Front Country ROOTSY San Francisco’s Front REBELS Country brings bluegrass to broad audiences by bridging traditional string instrumentation with a progressive aesthetic, leveraging the strength of Melody Walker’s soulful vocals and ultra-melodic hooks influenced by indie rock and pop. The deft, dynamic quartet even sprinkles in instrumentals that’ll captivate Punch Brothers fans. Big Fat Gap opens. —SG [CAT’S CRADLE BACK ROOM, $10–$12/8 P.M.]

Full Measures HXC HUDDLE

Feedback from around the East



MARGO PRICE These days, country music seems to exist as one of two strains. There’s the brash, bro-heavy stuff on the radio, designed for the masses, and the underdog songs you’d hear in the back of a beer-soaked dive bar in the middle of nowhere, music that’s guided more by raw honesty than Top 40 payouts.
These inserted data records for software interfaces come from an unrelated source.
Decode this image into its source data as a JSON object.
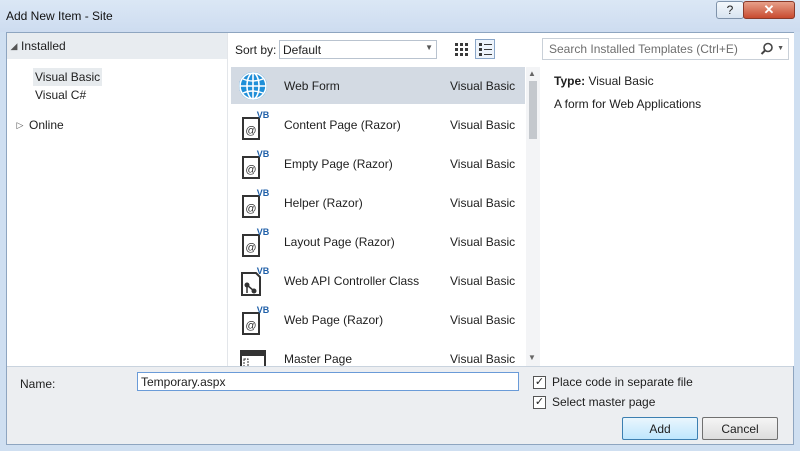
{
  "window": {
    "title": "Add New Item - Site",
    "help_glyph": "?",
    "close_glyph": "✕"
  },
  "tree": {
    "installed_label": "Installed",
    "children": [
      {
        "label": "Visual Basic",
        "selected": true
      },
      {
        "label": "Visual C#",
        "selected": false
      }
    ],
    "online_label": "Online"
  },
  "toolbar": {
    "sort_label": "Sort by:",
    "sort_value": "Default"
  },
  "templates": [
    {
      "name": "Web Form",
      "language": "Visual Basic",
      "icon": "globe-icon",
      "selected": true
    },
    {
      "name": "Content Page (Razor)",
      "language": "Visual Basic",
      "icon": "vb-razor-page-icon"
    },
    {
      "name": "Empty Page (Razor)",
      "language": "Visual Basic",
      "icon": "vb-razor-page-icon"
    },
    {
      "name": "Helper (Razor)",
      "language": "Visual Basic",
      "icon": "vb-razor-page-icon"
    },
    {
      "name": "Layout Page (Razor)",
      "language": "Visual Basic",
      "icon": "vb-razor-page-icon"
    },
    {
      "name": "Web API Controller Class",
      "language": "Visual Basic",
      "icon": "vb-controller-class-icon"
    },
    {
      "name": "Web Page (Razor)",
      "language": "Visual Basic",
      "icon": "vb-razor-page-icon"
    },
    {
      "name": "Master Page",
      "language": "Visual Basic",
      "icon": "master-page-icon"
    }
  ],
  "vb_badge": "VB",
  "razor_glyph": "@",
  "search": {
    "placeholder": "Search Installed Templates (Ctrl+E)"
  },
  "details": {
    "type_key": "Type:",
    "type_value": "Visual Basic",
    "description": "A form for Web Applications"
  },
  "footer": {
    "name_label": "Name:",
    "name_value": "Temporary.aspx",
    "checkbox_separate_label": "Place code in separate file",
    "checkbox_separate_checked": true,
    "checkbox_master_label": "Select master page",
    "checkbox_master_checked": true,
    "check_glyph": "✓",
    "add_label": "Add",
    "cancel_label": "Cancel"
  }
}
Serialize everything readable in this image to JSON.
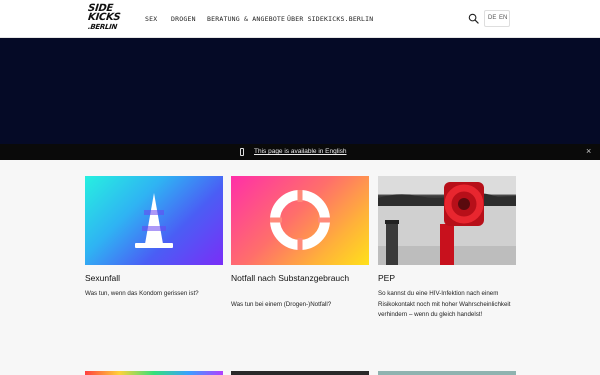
{
  "header": {
    "logo_line1": "SIDE",
    "logo_line2": "KICKS",
    "logo_line3": ".BERLIN",
    "nav": [
      "SEX",
      "DROGEN",
      "BERATUNG & ANGEBOTE",
      "ÜBER SIDEKICKS.BERLIN"
    ],
    "lang_de": "DE",
    "lang_en": "EN",
    "search_icon": "search-icon"
  },
  "language_bar": {
    "message": "This page is available in English",
    "icon": "phone-icon",
    "close_icon": "close-icon",
    "close_glyph": "×"
  },
  "cards": [
    {
      "title": "Sexunfall",
      "description": "Was tun, wenn das Kondom gerissen ist?",
      "image": "traffic-cone-icon"
    },
    {
      "title": "Notfall nach Substanzgebrauch",
      "description": "Was tun bei einem (Drogen-)Notfall?",
      "image": "lifebuoy-icon"
    },
    {
      "title": "PEP",
      "description": "So kannst du eine HIV-Infektion nach einem Risikokontakt noch mit hoher Wahrscheinlichkeit verhindern – wenn du gleich handelst!",
      "image": "lifebuoy-photo"
    }
  ],
  "colors": {
    "hero_bg": "#050a26",
    "language_bar_bg": "#0a0a0a",
    "page_bg": "#f7f7f7"
  }
}
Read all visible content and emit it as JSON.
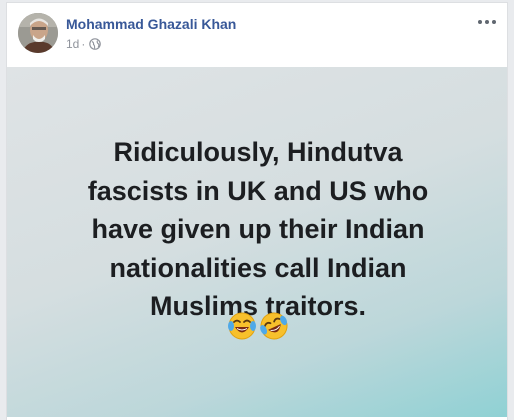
{
  "post": {
    "author": "Mohammad Ghazali Khan",
    "time": "1d",
    "separator": "·",
    "privacy_icon": "globe-icon",
    "more_icon": "more-options-icon",
    "lines": [
      "Ridiculously, Hindutva",
      "fascists in UK and US who",
      "have given up their Indian",
      "nationalities call Indian",
      "Muslims traitors."
    ],
    "emojis": [
      "face-with-tears-of-joy-icon",
      "rolling-on-the-floor-laughing-icon"
    ]
  },
  "colors": {
    "author": "#385898",
    "meta": "#90949c",
    "text": "#1c1e21",
    "gradient_end": "#8fd1d4"
  }
}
That’s the kind of country music Margo Price makes. On Midwest Farmer’s Daughter, her first solo album, Price opens her door and invites listeners right into her home. Each of these eleven songs is as soul-shaking and brutal as the last. Her sound ranges from Dolly to Waylon, but some songs, like “Tennessee Song” or “Four Years of Chances,” feel closer to Stevie Nicks. Across Midwest Farmer’s Daughter, Price reckons with mistakes and failures, and the lessons that come with learning you can never solve your loved ones’ problems or protect them the way you think they deserve. Despite walking the well-traveled path of country music stereotypes—love, loss, heartbreak, the realization that it’s your fault you’re alone—
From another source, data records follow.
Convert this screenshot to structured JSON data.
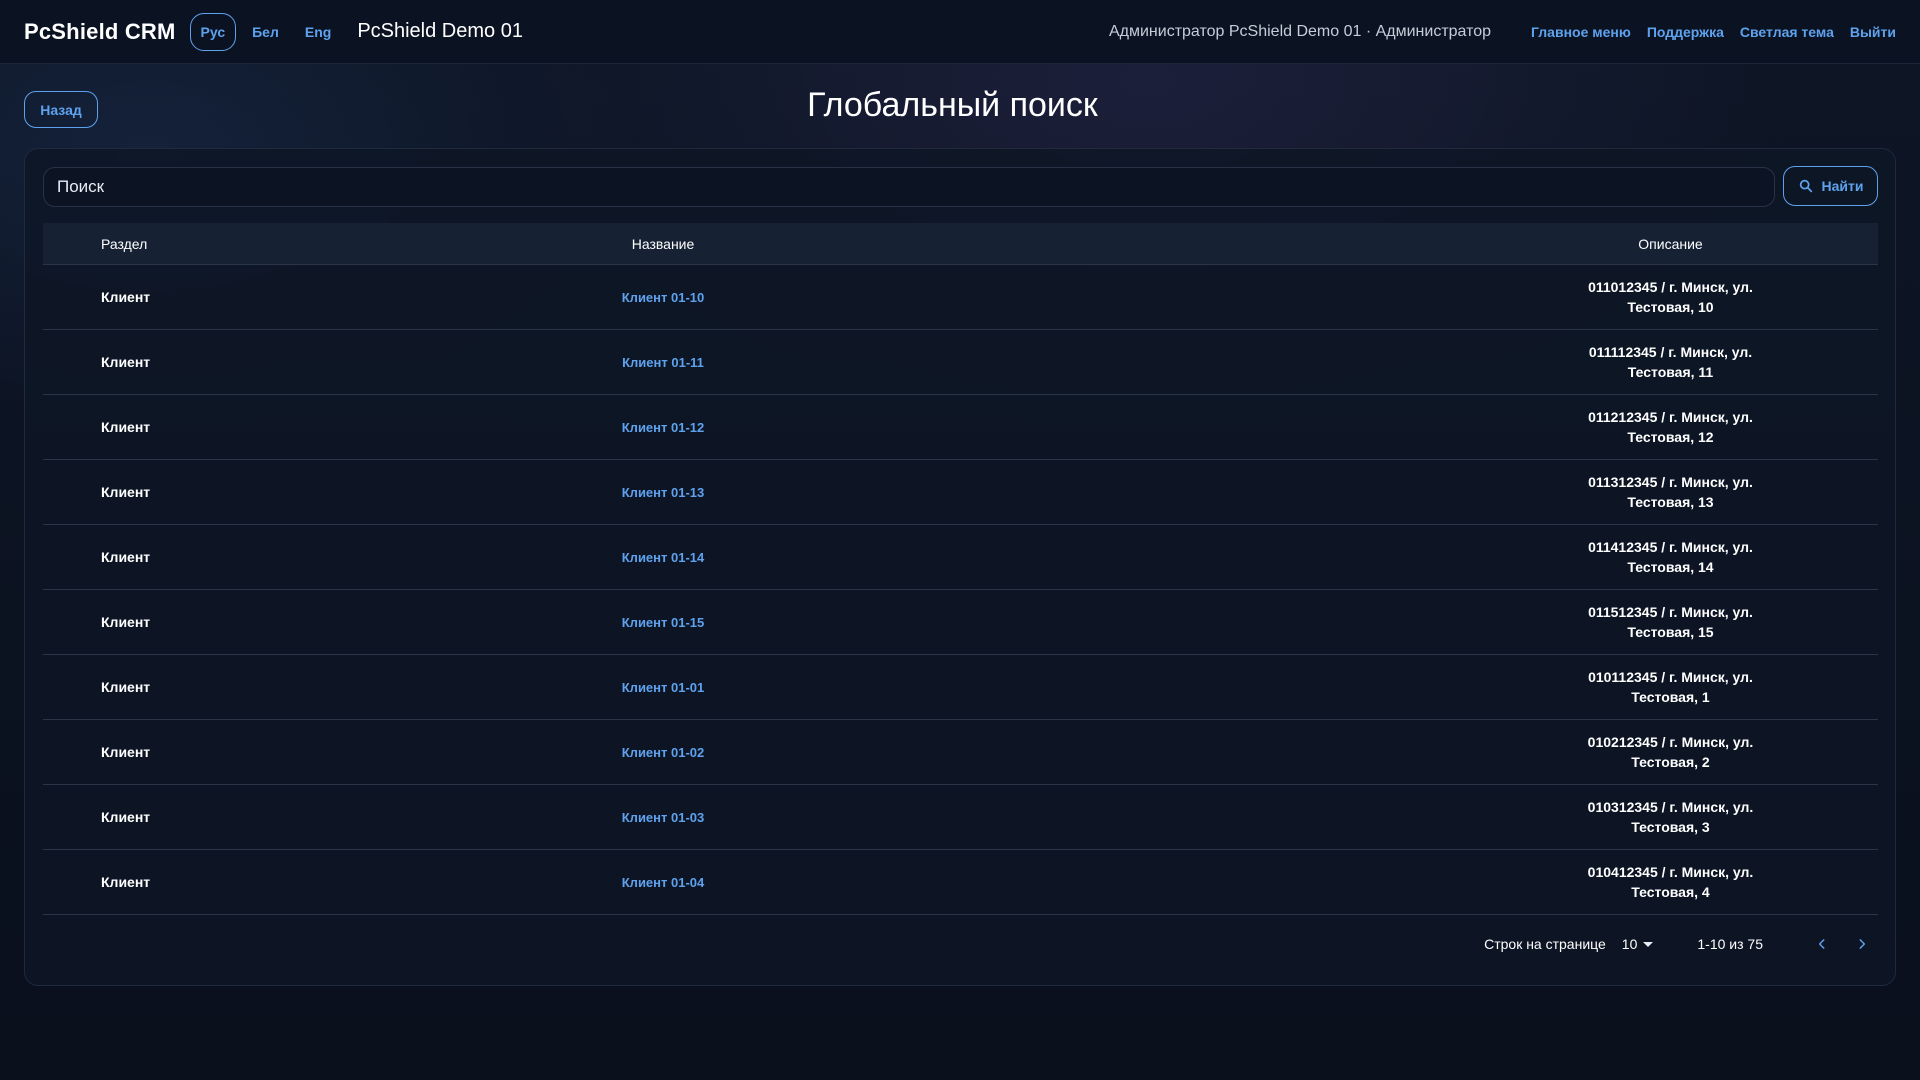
{
  "header": {
    "brand": "PcShield CRM",
    "languages": [
      {
        "label": "Рус",
        "active": true
      },
      {
        "label": "Бел",
        "active": false
      },
      {
        "label": "Eng",
        "active": false
      }
    ],
    "tenant": "PcShield Demo 01",
    "user": "Администратор PcShield Demo 01 · Администратор",
    "nav": [
      "Главное меню",
      "Поддержка",
      "Светлая тема",
      "Выйти"
    ]
  },
  "page": {
    "back_label": "Назад",
    "title": "Глобальный поиск"
  },
  "search": {
    "placeholder": "Поиск",
    "button_label": "Найти"
  },
  "table": {
    "columns": [
      "Раздел",
      "Название",
      "Описание"
    ],
    "rows": [
      {
        "section": "Клиент",
        "name": "Клиент 01-10",
        "desc_line1": "011012345 / г. Минск, ул.",
        "desc_line2": "Тестовая, 10"
      },
      {
        "section": "Клиент",
        "name": "Клиент 01-11",
        "desc_line1": "011112345 / г. Минск, ул.",
        "desc_line2": "Тестовая, 11"
      },
      {
        "section": "Клиент",
        "name": "Клиент 01-12",
        "desc_line1": "011212345 / г. Минск, ул.",
        "desc_line2": "Тестовая, 12"
      },
      {
        "section": "Клиент",
        "name": "Клиент 01-13",
        "desc_line1": "011312345 / г. Минск, ул.",
        "desc_line2": "Тестовая, 13"
      },
      {
        "section": "Клиент",
        "name": "Клиент 01-14",
        "desc_line1": "011412345 / г. Минск, ул.",
        "desc_line2": "Тестовая, 14"
      },
      {
        "section": "Клиент",
        "name": "Клиент 01-15",
        "desc_line1": "011512345 / г. Минск, ул.",
        "desc_line2": "Тестовая, 15"
      },
      {
        "section": "Клиент",
        "name": "Клиент 01-01",
        "desc_line1": "010112345 / г. Минск, ул.",
        "desc_line2": "Тестовая, 1"
      },
      {
        "section": "Клиент",
        "name": "Клиент 01-02",
        "desc_line1": "010212345 / г. Минск, ул.",
        "desc_line2": "Тестовая, 2"
      },
      {
        "section": "Клиент",
        "name": "Клиент 01-03",
        "desc_line1": "010312345 / г. Минск, ул.",
        "desc_line2": "Тестовая, 3"
      },
      {
        "section": "Клиент",
        "name": "Клиент 01-04",
        "desc_line1": "010412345 / г. Минск, ул.",
        "desc_line2": "Тестовая, 4"
      }
    ]
  },
  "pagination": {
    "rows_per_page_label": "Строк на странице",
    "rows_per_page": "10",
    "range": "1-10 из 75"
  },
  "colors": {
    "accent": "#5ea2ee",
    "background": "#0b1220",
    "card": "#0e1626"
  },
  "icons": {
    "search_button": "search-icon",
    "select_caret": "caret-down-icon",
    "prev_page": "chevron-left-icon",
    "next_page": "chevron-right-icon"
  }
}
Price spins her songs so that all of these ideas feel new again. Price’s music has a quiet power, too, perhaps because of how familiar her story sounds. By laying it all out on the line and coming clean about her hard childhood, losing a son, drinking, going to jail, going to rehab, and working as a songwriter in Nashville, Price paints a vivid picture of the complexity of being a woman in the country music industry. She’s honest about her struggles, opening herself up to being judged selfish and reckless, but she refuses to water down any of her experiences or sugarcoat them to make them go down easier. It’s a quality for which many legends like Haggard, Cash, and Waylon are revered, living fast and hard and only really slowing down to die. Price breathes life back into that tradition simply by getting on stage and introducing herself. —Annalise Domeghenini HAW RIVER BALLROOM, SAXAPAHAW 8 p.m., $16–$18, | 3.1.17 | 33